Written by Hannah Sesink, At-Large Student Senator
So you’ve probably heard of the Senate by-elections currently underway, but you’ve also probably wondered “what does this mean” or “why should I care." What is Senate, anyway?
My name is Hannah and I am finishing up my degree in Recreation and Leisure Studies here at Waterloo.
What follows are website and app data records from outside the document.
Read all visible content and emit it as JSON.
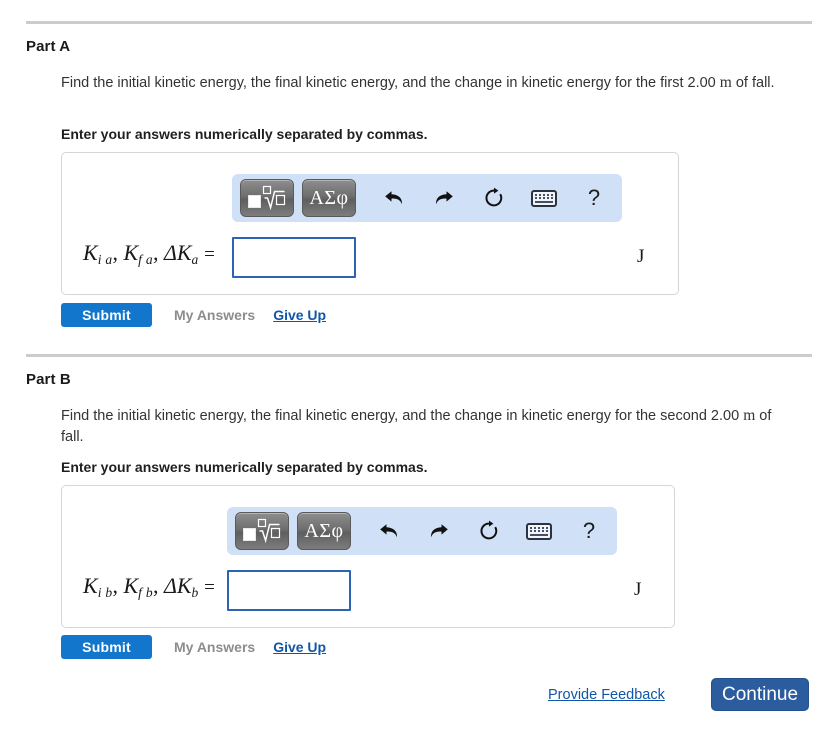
{
  "parts": [
    {
      "heading": "Part A",
      "prompt_text": "Find the initial kinetic energy, the final kinetic energy, and the change in kinetic energy for the first 2.00 ",
      "prompt_unit": "m",
      "prompt_tail": " of fall.",
      "instruction": "Enter your answers numerically separated by commas.",
      "formula": {
        "k1": "K",
        "k1_sub": "i a",
        "comma1": ",",
        "k2": "K",
        "k2_sub": "f a",
        "comma2": ",",
        "delta": "ΔK",
        "delta_sub": "a",
        "equals": "="
      },
      "input_value": "",
      "unit": "J",
      "submit_label": "Submit",
      "my_answers_label": "My Answers",
      "give_up_label": "Give Up"
    },
    {
      "heading": "Part B",
      "prompt_text": "Find the initial kinetic energy, the final kinetic energy, and the change in kinetic energy for the second 2.00 ",
      "prompt_unit": "m",
      "prompt_tail": " of fall.",
      "instruction": "Enter your answers numerically separated by commas.",
      "formula": {
        "k1": "K",
        "k1_sub": "i b",
        "comma1": ",",
        "k2": "K",
        "k2_sub": "f b",
        "comma2": ",",
        "delta": "ΔK",
        "delta_sub": "b",
        "equals": "="
      },
      "input_value": "",
      "unit": "J",
      "submit_label": "Submit",
      "my_answers_label": "My Answers",
      "give_up_label": "Give Up"
    }
  ],
  "mathbar": {
    "template_button": "math-template",
    "greek_button": "ΑΣφ",
    "undo": "undo-icon",
    "redo": "redo-icon",
    "reset": "reset-icon",
    "keyboard": "keyboard-icon",
    "help": "?"
  },
  "footer": {
    "provide_feedback": "Provide Feedback",
    "continue_label": "Continue"
  },
  "colors": {
    "toolbar_bg": "#cfe0f7",
    "submit_blue": "#1276cd",
    "continue_blue": "#2b5c9e",
    "link_blue": "#1056a8",
    "input_border": "#2d63b5",
    "divider": "#cccccc",
    "muted_text": "#8d8d8d"
  }
}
I currently sit on the University’s Senate as an Undergraduate At-Large representative and I’m excited to take this opportunity to give you a brief break down of what the University’s Senate is and why you should vote for your undergraduate at-large representative in this by-election.
My Senate term started in May 2018 as your undergraduate at-large representative.
I wanted to be an advocate for students and ensure that the decisions being made were in the best interest of students, both current and future.
The most memorable decision made during my term would have to be the approval of a four-day Fall Break following its three-year pilot!
One of my favourite parts of being on Senate are all the really amazing leaders you get to meet and the research or teaching presentations at each Senate meeting. People from across campus will come and present on what they’re doing in their department or what research they’re working on.
Not only has Senate been an awesome opportunity to learn the ins and outs of academic decision-making on campus, it’s been a great way to learn about the work being done across campus and network with people who truly care about student success.
Now that I’ve told you a bit about my experience, let’s get into what Senate is and why you should care!
What is Senate and what does it do?
The Senate is a large decision-making body made up of representatives from across campus, many of whom hold important positions, such as the Deans of each faculty and the President of the University who chairs the Senate (this just means he’s in charge and runs the meetings!).
The remaining members are representatives from faculty, undergraduate and graduate students, alumni, and governors, as well as a number of ex-officio members such as the Vice-Presidents and Presidents from affiliated colleges.
The Senate makes decisions regarding all things academic such as granting degrees or setting program requirements. The Senate also makes big decisions that impact all students, such as Fall Reading Break.
What does it mean to be a student senator?
As a student senator, it is your responsibility to advocate for and be the voice of the undergraduate student body. The decision-makers of the University will be looking to you for the student perspective!
Undergraduate students hold only nine seats on the Senate (6 faculty reps, 2 at-large, and the president of Feds), so it’s important to be a strong advocate for students. Student senators should be asking critical questions and providing input on important issues such as Fall Reading Break and program initiatives.
Why should I vote?
It’s important to have undergraduate representatives on Senate who represent the views and best interests of you and your fellow students! By voting, you get to choose who represents your voice and opinions. Your vote should be for the person who you think will best represent you as an undergrad and will be a professional face for the student body.
Voting for the Senate by-election takes place on March 18-20! Be sure to visit vote.feds.ca on these dates to vote for your next undergraduate at-large representative!